With these numerous examples, we are able to observe a variety of results. These results highlight the aspects of competition.

In the next section of the book, Bruce and Judd talk about price competition and a game theory; i.e. the ‘Prisoner’s Dilemma.’ They start this section with the example of Lowe’s (NYSE:LOW) along with Home Depot (NYSE:HD). Next, they highlight the prisoner’s dilemma at play by giving examples from the ‘cola wars,’ which was the competition between Coca-Cola (NYSE:KO) and Pepsi (NASDQ:PEP). In the cola wars, both Pepsi and Coca-Cola had aggressive competition before cooperating. This cooperation led to an increase in profits.

Another great example was that of Rupert Murdoch and the arrival of Fox News into the market of network television. Murdoch was aware that it would be expensive for bearers to drive out Fox. Keeping this in mind, Murdoch positioned Fox with price cuts and had a competition with independent stations rather than those in prime time. This allowed the fox into the hen house, starting a more competitive era in broadcasting.

The next example is that of entry/preemption dynamics. The authors gave the example of Kiwi Air. Very similar to Murdoch, Kiwi’s team of fired pilots and airline executives signaled that Kiwi Air wished to cooperate. They signaled this intention by setting a low hub of competition, staying away from price wars and other actions, which may have been termed aggressive. But, when the shift of industry dynamics took place, it became easy to lease planes and hire pilots. This shift in dynamics led to the return of price wars, thus leading to the fall of the cooperative culture.

The book also provides a discussion on Kodak vs. Polaroid. The time when Kodak was stuck in competition when it tried to enter the instant photography market. The book gives numerous examples ranging from gasoline additives to Nintendo. All of these great examples further highlighted the aspects of competition.

It would be impossible to describe all the insights the examples provided in this brief review. Suffice to say, the authors provided a deep insight of competitive advantage and the dynamics of marketing. Anyone who has a passion for the deep analysis of business-related case studies will surely enjoy the style of this book.

Constructive Criticism

The presence of a heavy academic tone and reliance on too many case studies, are my main criticism of Competition Demystified. Although I did finish this book feeling much more educated about the nature of competition, the writing style was extremely similar to that of a textbook. The presence of this writing style has no fault in it, but can make for a very slow read sometimes.
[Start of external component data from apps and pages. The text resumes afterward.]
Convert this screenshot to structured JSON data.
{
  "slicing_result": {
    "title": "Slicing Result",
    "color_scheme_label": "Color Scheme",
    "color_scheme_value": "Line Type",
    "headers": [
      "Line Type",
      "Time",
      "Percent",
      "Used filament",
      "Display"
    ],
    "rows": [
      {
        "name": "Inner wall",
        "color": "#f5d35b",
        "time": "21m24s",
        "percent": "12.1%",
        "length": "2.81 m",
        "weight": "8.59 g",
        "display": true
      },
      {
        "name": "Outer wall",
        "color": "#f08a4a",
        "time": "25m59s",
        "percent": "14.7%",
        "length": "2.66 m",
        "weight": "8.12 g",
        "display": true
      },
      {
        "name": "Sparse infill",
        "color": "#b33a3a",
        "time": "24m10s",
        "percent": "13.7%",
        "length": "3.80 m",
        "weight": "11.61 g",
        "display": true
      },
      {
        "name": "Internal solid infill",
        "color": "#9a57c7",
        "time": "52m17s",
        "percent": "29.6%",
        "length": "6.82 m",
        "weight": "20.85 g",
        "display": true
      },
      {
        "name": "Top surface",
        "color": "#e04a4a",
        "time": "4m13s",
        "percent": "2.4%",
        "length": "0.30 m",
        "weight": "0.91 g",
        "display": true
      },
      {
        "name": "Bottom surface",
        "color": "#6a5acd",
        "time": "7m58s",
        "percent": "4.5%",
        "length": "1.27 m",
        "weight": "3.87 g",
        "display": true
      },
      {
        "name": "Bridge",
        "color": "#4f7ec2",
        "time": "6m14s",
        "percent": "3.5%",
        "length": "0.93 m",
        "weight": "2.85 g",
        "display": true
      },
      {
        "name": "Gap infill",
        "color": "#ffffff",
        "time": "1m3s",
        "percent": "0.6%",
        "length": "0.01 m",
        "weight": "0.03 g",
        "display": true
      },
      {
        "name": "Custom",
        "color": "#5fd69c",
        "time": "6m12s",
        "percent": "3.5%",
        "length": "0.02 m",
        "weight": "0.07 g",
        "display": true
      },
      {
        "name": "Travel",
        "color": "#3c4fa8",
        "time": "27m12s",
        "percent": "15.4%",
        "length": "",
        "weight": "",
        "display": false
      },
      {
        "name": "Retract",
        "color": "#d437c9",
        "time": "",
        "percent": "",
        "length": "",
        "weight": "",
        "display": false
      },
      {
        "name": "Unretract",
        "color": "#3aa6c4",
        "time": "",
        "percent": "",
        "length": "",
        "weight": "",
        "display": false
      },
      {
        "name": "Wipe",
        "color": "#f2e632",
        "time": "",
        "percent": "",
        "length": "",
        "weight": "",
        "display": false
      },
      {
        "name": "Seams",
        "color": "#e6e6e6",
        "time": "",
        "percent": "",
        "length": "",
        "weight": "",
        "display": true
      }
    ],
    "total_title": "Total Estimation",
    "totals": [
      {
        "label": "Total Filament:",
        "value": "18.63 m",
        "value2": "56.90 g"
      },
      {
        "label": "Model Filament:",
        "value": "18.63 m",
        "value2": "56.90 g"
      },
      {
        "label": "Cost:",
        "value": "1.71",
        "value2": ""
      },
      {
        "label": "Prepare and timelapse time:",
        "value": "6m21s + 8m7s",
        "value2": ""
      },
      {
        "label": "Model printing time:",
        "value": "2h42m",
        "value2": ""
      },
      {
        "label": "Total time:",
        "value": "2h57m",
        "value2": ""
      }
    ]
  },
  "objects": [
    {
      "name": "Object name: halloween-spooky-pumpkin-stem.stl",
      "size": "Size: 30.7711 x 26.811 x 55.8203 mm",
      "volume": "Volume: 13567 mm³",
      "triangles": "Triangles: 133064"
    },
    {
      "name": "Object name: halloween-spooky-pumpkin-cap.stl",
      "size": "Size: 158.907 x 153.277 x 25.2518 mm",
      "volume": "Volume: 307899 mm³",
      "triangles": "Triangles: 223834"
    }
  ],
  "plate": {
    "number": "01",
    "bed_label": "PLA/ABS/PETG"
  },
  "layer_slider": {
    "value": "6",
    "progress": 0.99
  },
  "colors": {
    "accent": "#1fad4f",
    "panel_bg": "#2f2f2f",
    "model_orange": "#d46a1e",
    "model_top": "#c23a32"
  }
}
I also at times questioned the statements provided in the book. For example, at one point the authors argue that branding is not a competitive advantage and that differentiation ‘does not work.’ Which seems agreeable at first.

However, in the next section I read the detailed analysis of Apple Inc. and find in the end that it has zero competitive advantages. Yet, here we are years later and Apple has success like no other. Wouldn’t it be difficult to argue that the unprecedented success of Apple Inc. was not due to its effective branding and the differentiation of its products?

In addition to this, I also found the ideas presented in the beginning of the book to be without any structure. The analytic structure only came together towards the end of the book and I was able to understand them.


Despite the minor issues, the lessons in the book did make sense in the end and they affected me greatly. This book gives an excellent description of competitive advantages and competition dynamics. Moreover, it also strengthened many of my core business concepts that are beneficial in the world of business.

If you are looking for a structure for strategic thinking, this book is an excellent source of key information, which will allow you to analyze and evaluate any industry virtually. Strategy executives who are looking for ways to extend their perspectives can also learn from this book. Competition Demystified is a book to have in your bookshelf if you are an educated investor.